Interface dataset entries
_ _ _ _ _

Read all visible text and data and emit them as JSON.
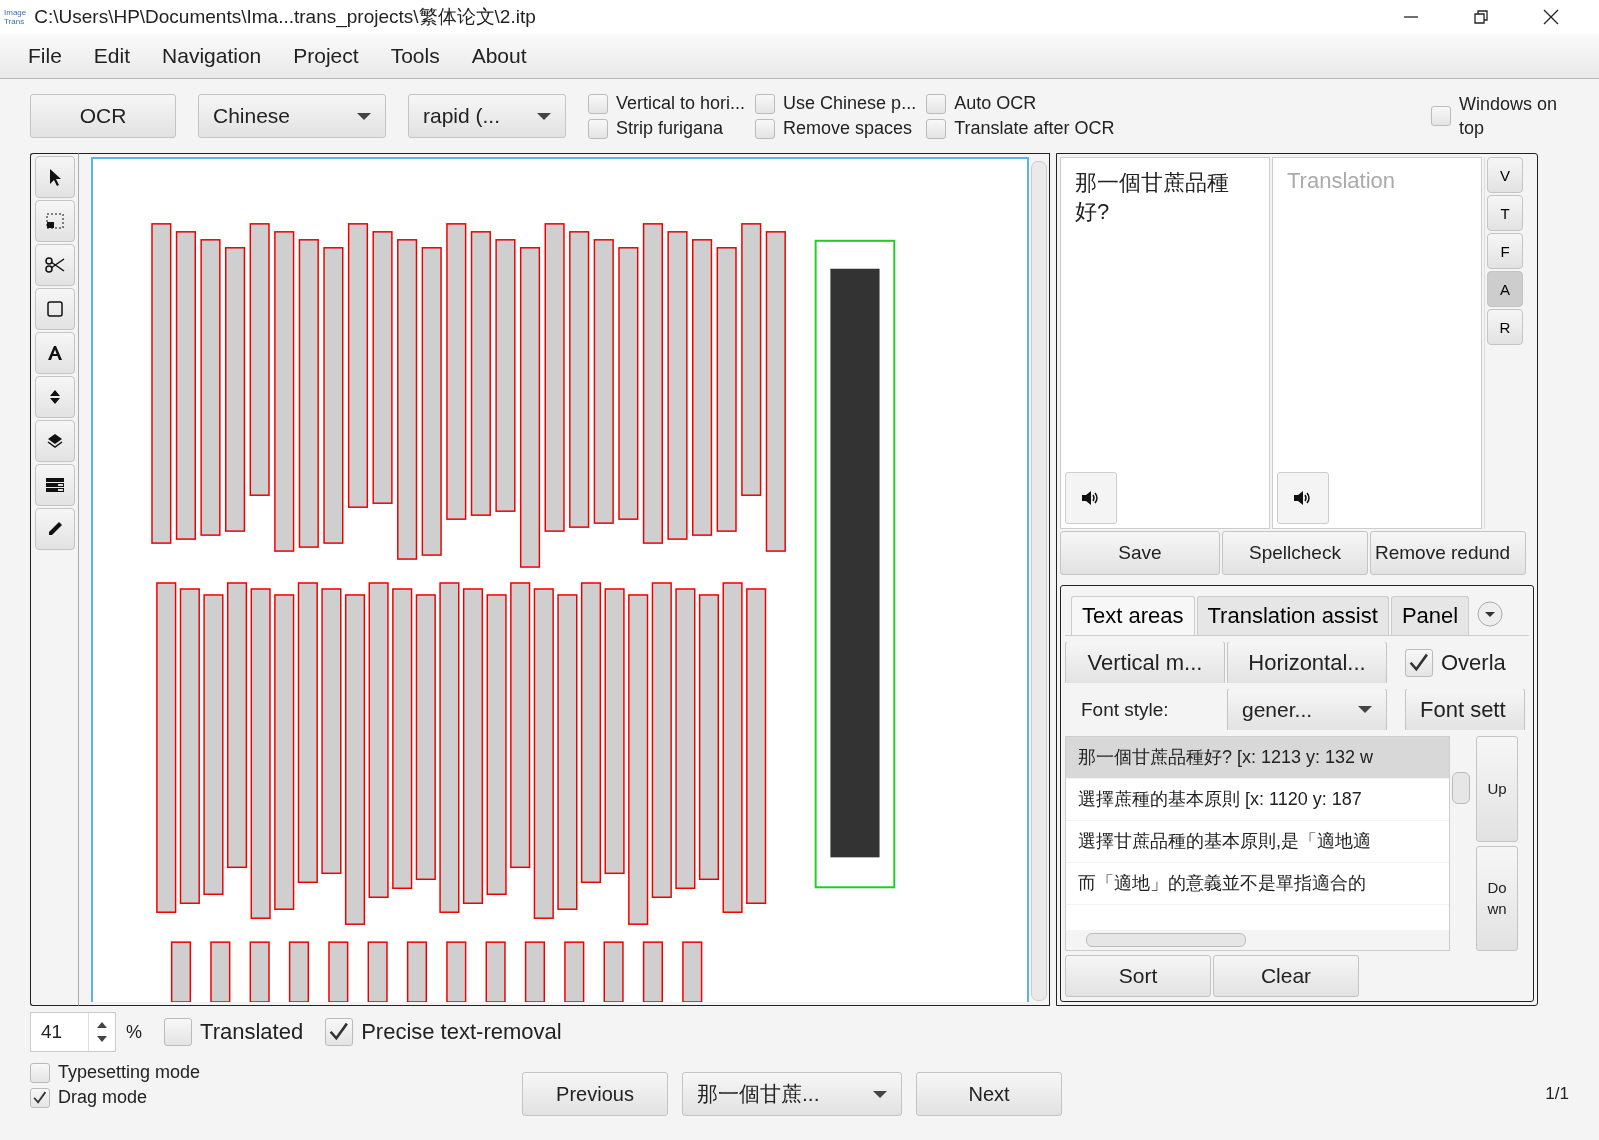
{
  "window": {
    "app_logo": [
      "Image",
      "Trans"
    ],
    "title": "C:\\Users\\HP\\Documents\\Ima...trans_projects\\繁体论文\\2.itp"
  },
  "menu": [
    "File",
    "Edit",
    "Navigation",
    "Project",
    "Tools",
    "About"
  ],
  "toolbar": {
    "ocr_button": "OCR",
    "language": "Chinese",
    "engine": "rapid (...",
    "checkboxes": [
      {
        "label": "Vertical to hori...",
        "checked": false
      },
      {
        "label": "Strip furigana",
        "checked": false
      },
      {
        "label": "Use Chinese p...",
        "checked": false
      },
      {
        "label": "Remove spaces",
        "checked": false
      },
      {
        "label": "Auto OCR",
        "checked": false
      },
      {
        "label": "Translate after OCR",
        "checked": false
      }
    ],
    "windows_on_top": {
      "label": "Windows on top",
      "checked": false
    }
  },
  "tools": [
    {
      "kind": "pointer",
      "selected": false
    },
    {
      "kind": "select",
      "selected": false
    },
    {
      "kind": "cut",
      "selected": false
    },
    {
      "kind": "rect",
      "selected": false
    },
    {
      "kind": "text",
      "selected": false
    },
    {
      "kind": "updown",
      "selected": false
    },
    {
      "kind": "layers",
      "selected": false
    },
    {
      "kind": "list",
      "selected": false
    },
    {
      "kind": "pen",
      "selected": false
    }
  ],
  "editor": {
    "source_text": "那一個甘蔗品種好?",
    "translation_placeholder": "Translation",
    "side_buttons": [
      {
        "label": "V",
        "selected": false
      },
      {
        "label": "T",
        "selected": false
      },
      {
        "label": "F",
        "selected": false
      },
      {
        "label": "A",
        "selected": true
      },
      {
        "label": "R",
        "selected": false
      }
    ],
    "buttons": [
      "Save",
      "Spellcheck",
      "Remove redund"
    ]
  },
  "panel": {
    "tabs": [
      {
        "label": "Text areas",
        "selected": true
      },
      {
        "label": "Translation assist",
        "selected": false
      },
      {
        "label": "Panel",
        "selected": false
      }
    ],
    "vertical_button": "Vertical m...",
    "horizontal_button": "Horizontal...",
    "overlay": {
      "label": "Overla",
      "checked": true
    },
    "font_style_label": "Font style:",
    "font_style": "gener...",
    "font_settings_button": "Font sett",
    "areas": [
      {
        "text": "那一個甘蔗品種好? [x: 1213 y: 132 w",
        "selected": true
      },
      {
        "text": "選擇蔗種的基本原則 [x: 1120 y: 187",
        "selected": false
      },
      {
        "text": "選擇甘蔗品種的基本原則,是「適地適",
        "selected": false
      },
      {
        "text": "而「適地」的意義並不是單指適合的",
        "selected": false
      }
    ],
    "up_button": "Up",
    "down_button": "Down",
    "bottom_buttons": [
      "Sort",
      "Clear"
    ]
  },
  "footer": {
    "zoom": "41",
    "percent": "%",
    "translated": {
      "label": "Translated",
      "checked": false
    },
    "precise": {
      "label": "Precise text-removal",
      "checked": true
    },
    "typesetting": {
      "label": "Typesetting mode",
      "checked": false
    },
    "drag": {
      "label": "Drag mode",
      "checked": true
    },
    "previous": "Previous",
    "page_select": "那一個甘蔗...",
    "next": "Next",
    "page_count": "1/1"
  }
}
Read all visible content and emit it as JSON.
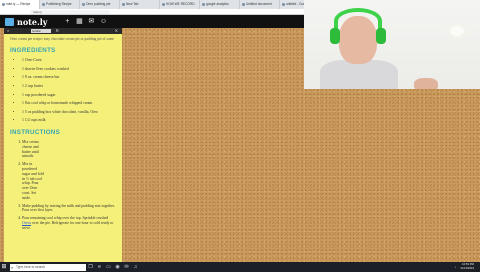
{
  "browser": {
    "tabs": [
      {
        "label": "note.ly — Recipe",
        "active": true
      },
      {
        "label": "Publishing Recipe",
        "active": false
      },
      {
        "label": "Oreo pudding pie",
        "active": false
      },
      {
        "label": "New Tab",
        "active": false
      },
      {
        "label": "HOW WE RECORD",
        "active": false
      },
      {
        "label": "google analytics",
        "active": false
      },
      {
        "label": "Untitled document",
        "active": false
      },
      {
        "label": "untitled - Google",
        "active": false
      }
    ],
    "url": "note.ly"
  },
  "app": {
    "logo": "note.ly",
    "toolbar_icons": [
      {
        "name": "add-icon",
        "glyph": "+"
      },
      {
        "name": "grid-icon",
        "glyph": "▦"
      },
      {
        "name": "share-icon",
        "glyph": "✉"
      },
      {
        "name": "user-icon",
        "glyph": "☺"
      }
    ]
  },
  "note": {
    "format": "normal",
    "intro": "Oreo cream pie recipe: easy chocolate cream pie or pudding pie of some",
    "ingredients_title": "INGREDIENTS",
    "ingredients": [
      "1 Oreo Crust",
      "1 shavin Oreo cookies crushed",
      "1 8 oz. cream cheese bar",
      "1 2 cup butter",
      "1 cup powdered sugar",
      "1 8oz cool whip or homemade whipped cream",
      "1 5 oz pudding box white chocolate, vanilla, Oreo",
      "1 1/2 cups milk"
    ],
    "instructions_title": "INSTRUCTIONS",
    "instructions": [
      {
        "text": "Mix cream cheese and butter until smooth.",
        "narrow": true
      },
      {
        "text": "Mix in powdered sugar and fold in ½ tub cool whip. Pour over Oreo crust. Set aside.",
        "narrow": true
      },
      {
        "text": "Make pudding by mixing the milk and pudding mix together. Pour over first layer.",
        "narrow": false
      },
      {
        "text_pre": "Pour remaining cool whip over the top. Sprinkle crushed ",
        "link": "Oreos",
        "text_post": " over the pie. Refrigerate for one hour to cold ready to serve.",
        "narrow": false
      }
    ]
  },
  "taskbar": {
    "search_placeholder": "Type here to search",
    "time": "10:53 PM",
    "date": "11/13/2019"
  },
  "colors": {
    "note_bg": "#f4f07a",
    "heading": "#36a6b5",
    "cork": "#c99a5c",
    "headphones": "#3cd34a"
  }
}
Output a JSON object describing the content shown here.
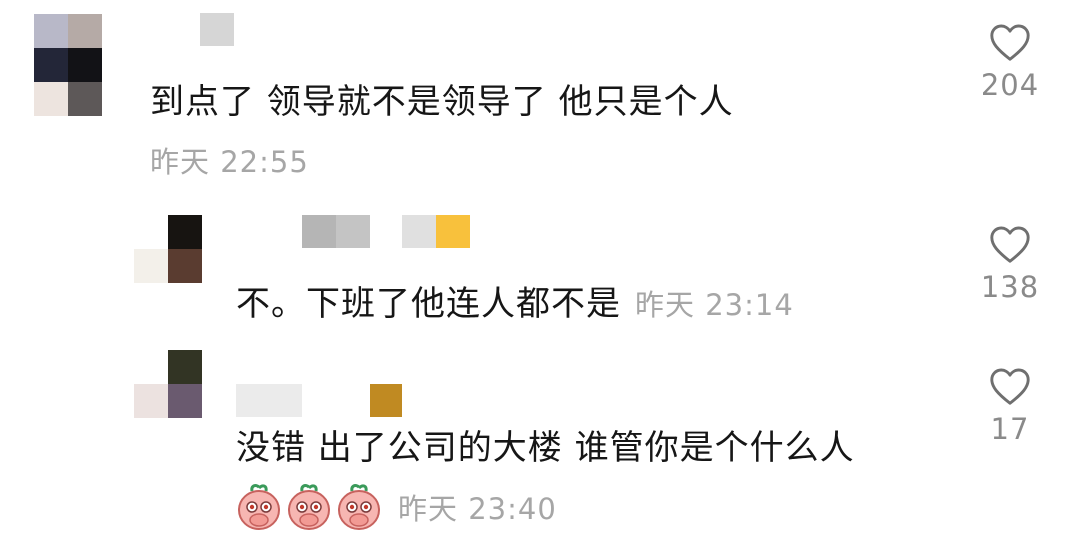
{
  "comments": [
    {
      "text": "到点了  领导就不是领导了 他只是个人",
      "timestamp": "昨天 22:55",
      "likes": "204",
      "avatar_pixels": [
        "#b8b8c8",
        "#b5aaa6",
        "#232638",
        "#121216",
        "#ede4df",
        "#5d5858"
      ],
      "name_pixels": [
        "#d6d6d6"
      ]
    },
    {
      "text": "不。下班了他连人都不是",
      "timestamp": "昨天 23:14",
      "likes": "138",
      "avatar_pixels": [
        "#ffffff",
        "#171411",
        "#f3f0ea",
        "#5a3c30"
      ],
      "name_pixels": [
        "#b5b5b5",
        "#c4c4c4",
        "#e0e0e0",
        "#f8c13c"
      ]
    },
    {
      "text": "没错 出了公司的大楼 谁管你是个什么人",
      "timestamp": "昨天 23:40",
      "likes": "17",
      "avatar_pixels": [
        "#ffffff",
        "#323424",
        "#ece2e0",
        "#6a5a6f"
      ],
      "name_pixels": [
        "#ebebeb",
        "#c08a22"
      ],
      "emoji_count": 3,
      "emoji_name": "peach-facepalm-emoji"
    }
  ],
  "colors": {
    "text": "#161616",
    "meta": "#a6a6a6",
    "like_count": "#8a8a8a",
    "heart_stroke": "#6f6f6f",
    "emoji_body": "#f7b6b2"
  },
  "icons": {
    "like": "heart-outline-icon"
  }
}
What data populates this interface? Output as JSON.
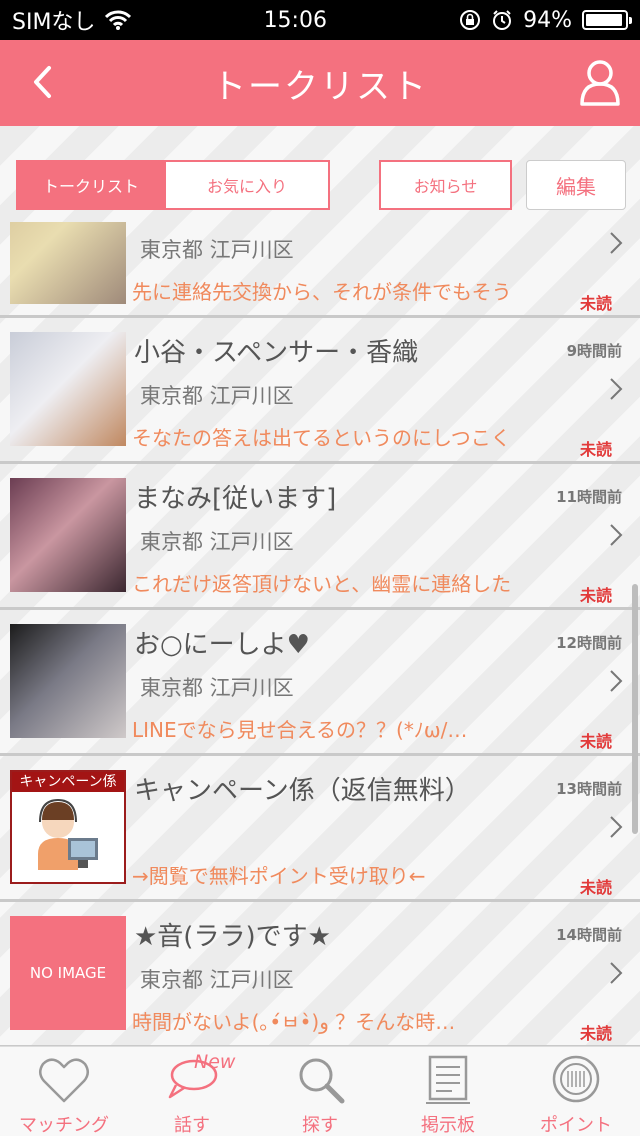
{
  "status_bar": {
    "carrier": "SIMなし",
    "time": "15:06",
    "battery_percent": "94%",
    "battery_level": 0.94
  },
  "header": {
    "title": "トークリスト"
  },
  "tabs": {
    "talk_list": "トークリスト",
    "favorites": "お気に入り",
    "notices": "お知らせ",
    "edit": "編集"
  },
  "threads": [
    {
      "name": "",
      "time": "",
      "location": "東京都 江戸川区",
      "message": "先に連絡先交換から、それが条件でもそう",
      "status": "未読",
      "thumb": "photo"
    },
    {
      "name": "小谷・スペンサー・香織",
      "time": "9時間前",
      "location": "東京都 江戸川区",
      "message": "そなたの答えは出てるというのにしつこく",
      "status": "未読",
      "thumb": "photo"
    },
    {
      "name": "まなみ[従います]",
      "time": "11時間前",
      "location": "東京都 江戸川区",
      "message": "これだけ返答頂けないと、幽霊に連絡した",
      "status": "未読",
      "thumb": "photo"
    },
    {
      "name": "お○にーしよ♥",
      "time": "12時間前",
      "location": "東京都 江戸川区",
      "message": "LINEでなら見せ合えるの？？(*ﾉω/…",
      "status": "未読",
      "thumb": "photo"
    },
    {
      "name": "キャンペーン係（返信無料）",
      "time": "13時間前",
      "location": "",
      "message": "→閲覧で無料ポイント受け取り←",
      "status": "未読",
      "thumb": "campaign",
      "thumb_label": "キャンペーン係"
    },
    {
      "name": "★音(ララ)です★",
      "time": "14時間前",
      "location": "東京都 江戸川区",
      "message": "時間がないよ(｡•́ㅂ•̀)و ？そんな時…",
      "status": "未読",
      "thumb": "noimage",
      "thumb_label": "NO IMAGE"
    }
  ],
  "tabbar": {
    "matching": "マッチング",
    "talk": "話す",
    "talk_badge": "New",
    "search": "探す",
    "board": "掲示板",
    "points": "ポイント"
  },
  "colors": {
    "accent": "#f4717f",
    "message": "#f08a5d",
    "unread": "#e23a3a"
  }
}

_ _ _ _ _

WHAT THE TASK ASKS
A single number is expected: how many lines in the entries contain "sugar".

ANSWER
2